- Created: Thursday, 13 June 2013 13:07
Fight Racism! Fight Imperialism! 233 June/July 2013
At the beginning of May, a senior Iraqi politician told Patrick Cockburn of The Independent: ‘It is wrong to say we are getting close to civil war. The civil war has already started.’ JIM CRAVEN reports.
On 23 April, Iraqi government forces attacked a Sunni protest camp at Hawija near Kirkuk, killing at least 23 people. In the ensuing clashes, over 50 more people were killed. The next day, Sunni militants took over a police station and killed three Iraqi soldiers near Tikrit. A few days later, five more soldiers were killed in Fallujah and at least 23 people were killed in bomb blasts in southern Iraq. The UN estimates that 700 people were killed in April, the highest monthly figure for five years. On 20 May, more than 70 people were killed and nearly 200 injured in bomb blasts across the country – from Baghdad and Samarra to Basra and Hilla in the south. People in Baghdad are reported to be stocking up on food and other supplies. Shia militias, in the guise of government soldiers, are surrounding Sunni areas as they did during the worst sectarian conflicts of 2006. The main road to Jordan, where many Sunnis sought refuge, has been closed.

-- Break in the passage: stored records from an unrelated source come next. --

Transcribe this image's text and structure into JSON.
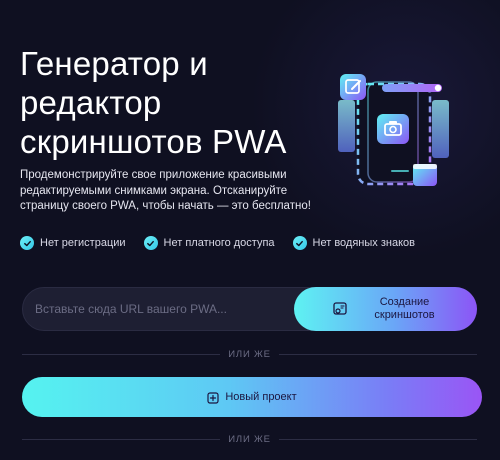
{
  "hero": {
    "title": "Генератор и редактор скриншотов PWA",
    "description": "Продемонстрируйте свое приложение красивыми редактируемыми снимками экрана. Отсканируйте страницу своего PWA, чтобы начать — это бесплатно!"
  },
  "features": [
    {
      "label": "Нет регистрации"
    },
    {
      "label": "Нет платного доступа"
    },
    {
      "label": "Нет водяных знаков"
    }
  ],
  "url_form": {
    "placeholder": "Вставьте сюда URL вашего PWA...",
    "value": "",
    "button_label": "Создание скриншотов"
  },
  "dividers": {
    "or_label": "ИЛИ ЖЕ"
  },
  "new_project": {
    "label": "Новый проект"
  },
  "colors": {
    "background": "#0f1021",
    "accent_cyan": "#5ef2f2",
    "accent_purple": "#8c55f6"
  },
  "icons": [
    "edit-icon",
    "camera-icon",
    "check-icon",
    "screenshot-icon",
    "plus-square-icon"
  ]
}
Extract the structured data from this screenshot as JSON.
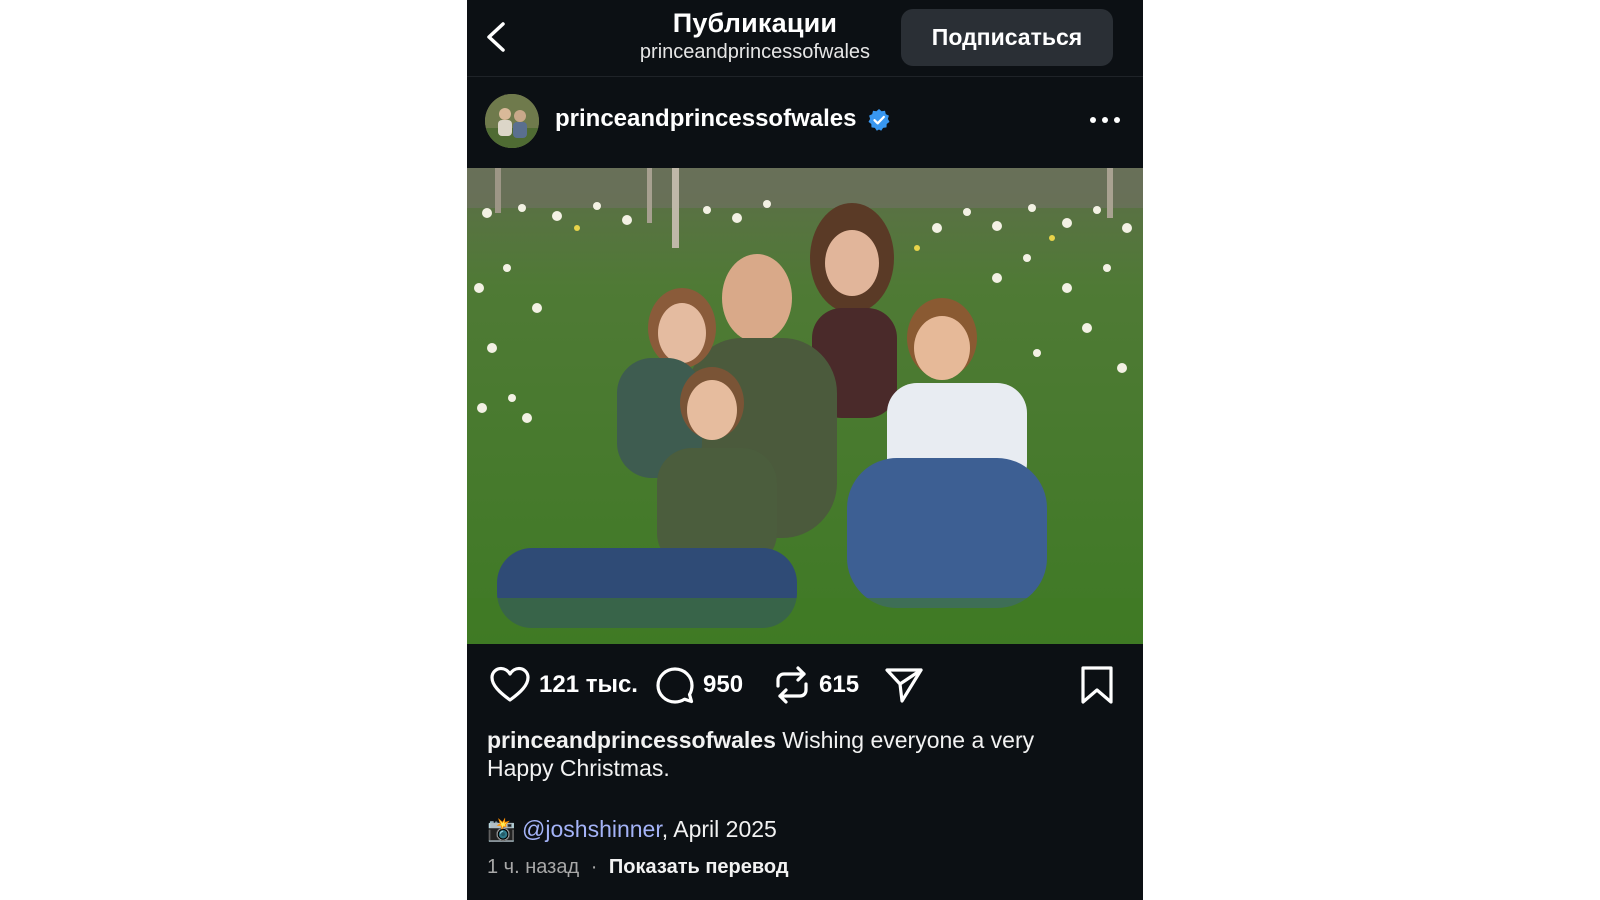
{
  "header": {
    "title": "Публикации",
    "subtitle": "princeandprincessofwales",
    "follow_label": "Подписаться"
  },
  "post": {
    "author": "princeandprincessofwales",
    "verified": true,
    "photo_description": "Family photo seated in a meadow of daffodils"
  },
  "actions": {
    "likes": "121 тыс.",
    "comments": "950",
    "reposts": "615"
  },
  "caption": {
    "username": "princeandprincessofwales",
    "text": " Wishing everyone a very Happy Christmas."
  },
  "credit": {
    "emoji": "📸",
    "mention": "@joshshinner",
    "suffix": ", April 2025"
  },
  "meta": {
    "time": "1 ч. назад",
    "separator": "·",
    "translate": "Показать перевод"
  },
  "colors": {
    "background": "#0c1014",
    "button": "#2a2f35",
    "mention": "#a4b3f7",
    "verified": "#3897f0"
  },
  "icons": [
    "back-icon",
    "verified-icon",
    "more-icon",
    "heart-icon",
    "comment-icon",
    "repost-icon",
    "share-icon",
    "bookmark-icon"
  ]
}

The Sunni population believes it is being persecuted by the predominantly Shia government of Nouri Al Maliki, who is accused of operating a highly centralised and dictatorial regime. Al Maliki was first appointed by the US ambassador Zilmay Khalilzad. The Sunni vice-president Tariq Al Hashemi remains in hiding abroad, after having been sentenced to death by Al Maliki’s government. The Sunni revolt has taken strength from the rebellion in Syria. Some of the strongest Sunni areas lie close to the Syrian border. Al Qaeda in Iraq (AQI), which is playing a leading role in the uprising, founded the Al Nusra Front in Syria and sent fighters to support it. In March, they killed 47 Syrian government soldiers when they temporarily tried to seek refuge over the Iraqi border. Although Sunnis account for only 20% of the Iraqi population, they constitute the vast majority within the region and the Islamic world as a whole. Many Iraqi Sunnis believe their demands can only be achieved by a wider reorganisation of power.
Iraqi Kurds link with Turkey
In the Kurdish north, the regional government (KRG) has persistently defied the central Iraqi government over the right to sell oil. Last year Kurdish militia clashed with government forces and Al Maliki set up the Dijla (Tigris) Operational Command to enforce central military control over disputed Kurdish areas. Fuad Hussein, chief of staff for the KRG president, Massoud Barzani, said that if the present crisis deepens there is nothing to prevent it exploding into a bloodbath. In May, it emerged that the KRG had signed a secret oil deal with Turkey including the building of a pipeline to Turkey. The landlocked Kurdish region depends on Turkish roads and ports for access to Europe. As one KRG official put it, ‘Let’s be honest. Turkey is our door to the world’. At the same time, Turkey, with an annual $50bn energy import bill, is desperate to secure cheaper energy to fuel its economic expansion. There are presently around 1,000 Turkish companies operating in the Kurdish region of Iraq.
The Turkish government has long waged a dirty battle against Kurdish groups fighting for independence. But now it has reportedly reached an agreement with the Kurdistan Workers Party (PKK) by which PKK fighters will withdraw to Kurdish Iraq; a move that Al Maliki says is ‘unacceptable’. Abdullah Ocalan, PKK leader, has talked of a ‘stateless union’ between Kurds in Turkey, Syria, Iraq and Iran. In Syria, Kurds have seized control of their own villages. The Turkish foreign minister has called for the Middle East to make its ‘artificial’ borders irrelevant. These artificial borders were created by British and French imperialism when they carved up the Ottoman Empire during and after the First World War, enabling them to divide the spoils (particularly oil) and the people, regardless of ethnic and religious differences. With US imperialism’s failure to impose its ‘New World Order’ with the war on Iraq, other rising powers and the people of the region are seizing the opportunity to advance their interests. Israeli planes have attacked Syria. Shia militias from Iraq and Hizbollah fighters from Lebanon have entered the country to support the Assad regime. The machinations of the imperialists threatens to unleash a conflict that could engulf the whole region and beyond.